◆ **DATA**
┌──

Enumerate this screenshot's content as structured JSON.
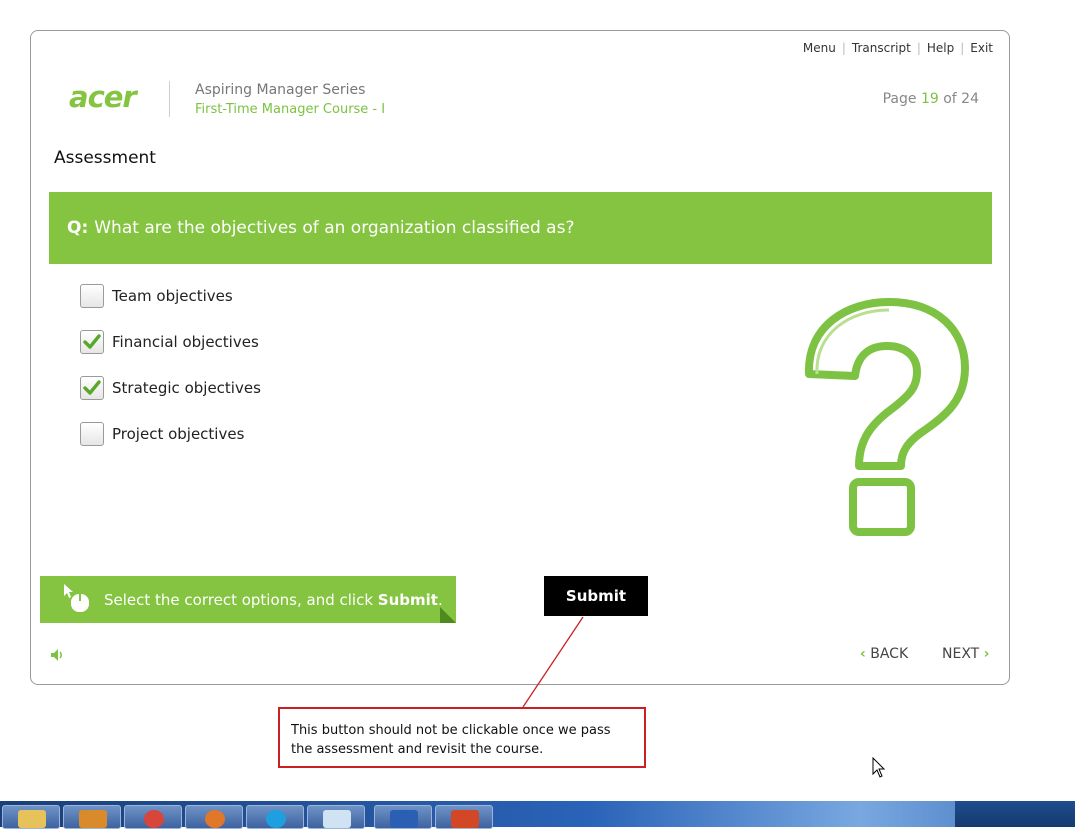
{
  "topnav": {
    "menu": "Menu",
    "transcript": "Transcript",
    "help": "Help",
    "exit": "Exit"
  },
  "header": {
    "logo_text": "acer",
    "series": "Aspiring Manager Series",
    "course": "First-Time Manager Course - I",
    "page_prefix": "Page",
    "page_current": "19",
    "page_of": "of 24"
  },
  "section_title": "Assessment",
  "question": {
    "prefix": "Q:",
    "text": "What are the objectives of an organization classified as?"
  },
  "options": [
    {
      "label": "Team objectives",
      "checked": false
    },
    {
      "label": "Financial objectives",
      "checked": true
    },
    {
      "label": "Strategic objectives",
      "checked": true
    },
    {
      "label": "Project objectives",
      "checked": false
    }
  ],
  "instruction": {
    "text_before": "Select the correct options, and click ",
    "bold": "Submit",
    "text_after": "."
  },
  "submit_label": "Submit",
  "nav": {
    "back": "BACK",
    "next": "NEXT"
  },
  "annotation_note": "This button should not be clickable once we pass the assessment and revisit the course.",
  "colors": {
    "accent": "#84c441",
    "accent_text": "#7dc243",
    "note_border": "#cc2027"
  },
  "icons": {
    "speaker": "speaker-icon",
    "mouse": "mouse-pointer-icon",
    "question": "question-mark-icon"
  }
}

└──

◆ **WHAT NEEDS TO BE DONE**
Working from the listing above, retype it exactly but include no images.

◆ **EXERCISE OUTPUT**
Enumerate this screenshot's content as structured JSON.
{
  "topnav": {
    "menu": "Menu",
    "transcript": "Transcript",
    "help": "Help",
    "exit": "Exit"
  },
  "header": {
    "logo_text": "acer",
    "series": "Aspiring Manager Series",
    "course": "First-Time Manager Course - I",
    "page_prefix": "Page",
    "page_current": "19",
    "page_of": "of 24"
  },
  "section_title": "Assessment",
  "question": {
    "prefix": "Q:",
    "text": "What are the objectives of an organization classified as?"
  },
  "options": [
    {
      "label": "Team objectives",
      "checked": false
    },
    {
      "label": "Financial objectives",
      "checked": true
    },
    {
      "label": "Strategic objectives",
      "checked": true
    },
    {
      "label": "Project objectives",
      "checked": false
    }
  ],
  "instruction": {
    "text_before": "Select the correct options, and click ",
    "bold": "Submit",
    "text_after": "."
  },
  "submit_label": "Submit",
  "nav": {
    "back": "BACK",
    "next": "NEXT"
  },
  "annotation_note": "This button should not be clickable once we pass the assessment and revisit the course.",
  "colors": {
    "accent": "#84c441",
    "accent_text": "#7dc243",
    "note_border": "#cc2027"
  },
  "icons": {
    "speaker": "speaker-icon",
    "mouse": "mouse-pointer-icon",
    "question": "question-mark-icon"
  }
}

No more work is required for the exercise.